“We must ask ourselves if an individual whose family called police with concerns about mental health, who is receiving therapy and who has had several run-ins with police should be allowed to own multiple firearms and hundreds of rounds of ammunition,” Feinstein said. “When anyone, no matter their mental health or history, can so easily obtain any gun they want and as many as they want — we must recognize there is a problem.”
“Along the way there were red flags, and I believe the intersection of mental health and gun control is something we can and should explore in the future,” Congresswoman Lois Capps, a Santa Barbara Democrat with close ties to UCSB, wrote in an email to the Business Times.
Rodger had purchased the guns from federally licensed firearms dealers in Goleta, Oxnard and Burbank, the Santa Barbara County Sheriff’s Office said.
Police found more than 400 rounds of unspent ammunition in Rodger’s car when they removed his body. Rodger likely died from a self-inflicted gunshot wound after engaging in several gunfights with police.
In emotional, tear-filled interviews, Richard Martinez told reporters that stronger gun control laws could have prevented his son’s all-too-early death. “Why did Chris die? Chris died because of craven, irresponsible politicians and the NRA. They talk about gun rights. What about Chris’ right to live?” said Richard Martinez.
Feinstein pointed to the NRA and its considerable influence over U.S. policymaking. “Unfortunately, the NRA continues to have a stranglehold on Congress, preventing even commonsense measures like universal background checks that have overwhelming support,” she said. “Americans need to rise up and say enough is enough. Until that happens, we will continue to see these devastating attacks. Shame on us for allowing this to continue.”
The NRA has not commented on the tragedy.
Richard Feldman, president of the International Firearm Owners Association, said lack of funding for mental health treatment and other circumstances, not gun laws, are to blame for the tragedy.
“Once again our dangerously underfunded mental health system will get honorable mention and short shrift as the culprit in last night’s horrific mass killing in Santa Barbara, Calif., by a tortured, dejected, angry loner,” Feldman said in a statement. “After the Newtown shooting, everyone from the White House to the state house mentioned mental health as the real culprit, but what have we done about it? The number of mass killings represent only a tiny fraction of senseless killings, but get 99 percent of the air time and are responsible for some additional copycat killings.”

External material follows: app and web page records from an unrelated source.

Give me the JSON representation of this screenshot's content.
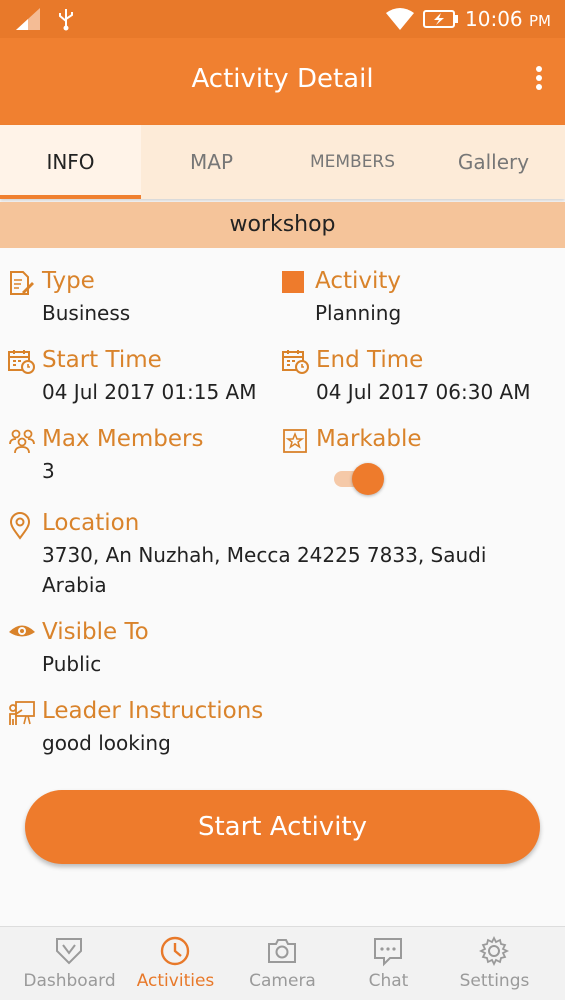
{
  "status_bar": {
    "time": "10:06",
    "ampm": "PM"
  },
  "app_bar": {
    "title": "Activity Detail"
  },
  "tabs": [
    {
      "label": "INFO",
      "active": true
    },
    {
      "label": "MAP",
      "active": false
    },
    {
      "label": "MEMBERS",
      "active": false
    },
    {
      "label": "Gallery",
      "active": false
    }
  ],
  "activity_name": "workshop",
  "fields": {
    "type": {
      "label": "Type",
      "value": "Business"
    },
    "activity": {
      "label": "Activity",
      "value": "Planning"
    },
    "start_time": {
      "label": "Start Time",
      "value": "04 Jul 2017 01:15 AM"
    },
    "end_time": {
      "label": "End Time",
      "value": "04 Jul 2017 06:30 AM"
    },
    "max_members": {
      "label": "Max Members",
      "value": "3"
    },
    "markable": {
      "label": "Markable",
      "enabled": true
    },
    "location": {
      "label": "Location",
      "value": "3730, An Nuzhah, Mecca 24225 7833, Saudi Arabia"
    },
    "visible_to": {
      "label": "Visible To",
      "value": "Public"
    },
    "leader_instructions": {
      "label": "Leader Instructions",
      "value": "good looking"
    }
  },
  "start_button": {
    "label": "Start Activity"
  },
  "bottom_nav": [
    {
      "label": "Dashboard",
      "icon": "dashboard-icon",
      "active": false
    },
    {
      "label": "Activities",
      "icon": "clock-icon",
      "active": true
    },
    {
      "label": "Camera",
      "icon": "camera-icon",
      "active": false
    },
    {
      "label": "Chat",
      "icon": "chat-icon",
      "active": false
    },
    {
      "label": "Settings",
      "icon": "gear-icon",
      "active": false
    }
  ],
  "colors": {
    "primary": "#f08030",
    "label": "#d9832b",
    "strip": "#f5c49a",
    "tab_bg": "#fdebd8"
  }
}
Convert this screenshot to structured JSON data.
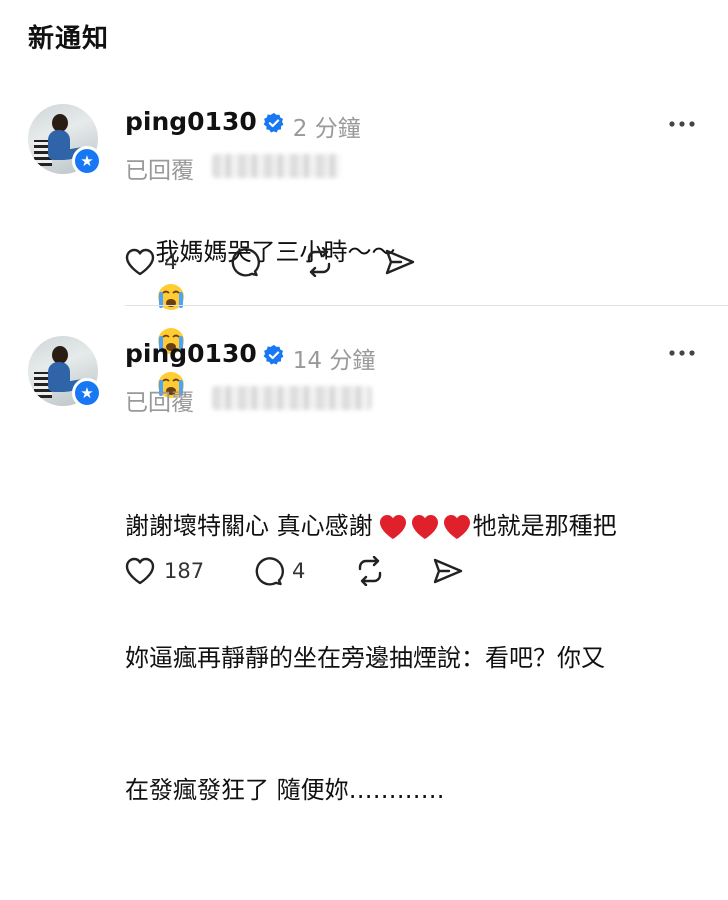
{
  "page": {
    "title": "新通知"
  },
  "notifications": [
    {
      "username": "ping0130",
      "time": "2 分鐘",
      "reply_label": "已回覆",
      "text": "我媽媽哭了三小時～～",
      "emojis": [
        "crying-face",
        "crying-face",
        "crying-face"
      ],
      "likes": "4",
      "replies": "",
      "icons": [
        "heart-icon",
        "comment-icon",
        "repost-icon",
        "share-icon",
        "more-icon",
        "verified-icon"
      ]
    },
    {
      "username": "ping0130",
      "time": "14 分鐘",
      "reply_label": "已回覆",
      "text_line1_a": "謝謝壞特關心 真心感謝",
      "hearts": [
        "red-heart",
        "red-heart",
        "red-heart"
      ],
      "text_line1_b": "牠就是那種把",
      "text_line2": "妳逼瘋再靜靜的坐在旁邊抽煙說：看吧？你又",
      "text_line3": "在發瘋發狂了 隨便妳…………",
      "likes": "187",
      "replies": "4"
    }
  ],
  "colors": {
    "verified": "#1877f2",
    "muted": "#999999",
    "divider": "#e2e2e2"
  }
}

Around the nation, many are voicing support for Martinez and Feinstein, saying the time has come for stronger gun control and more measures such as background checks.
The Isla Vista tragedy should be a call to action for lawmakers to bring gun control back to the Senate agenda and to pursue more safety measures, Sen. Richard Blumenthal, D-Connecticut, told CBS’s “Face the Nation.”
“I really, sincerely, hope that this tragedy, — this unimaginable, unspeakable tragedy — will provide an impetus to bring back measures that would keep guns out of the hands of dangerous people who are severely troubled or deranged like this young man was and provide resources,” Blumenthal said. “We need mental health resources.”
— Stephen Nellis contributed reporting to this story.
[EDITOR’S NOTE: A version of this article was originally published online on May 26. The above article was updated on May 30 to incorporate additional reporting.]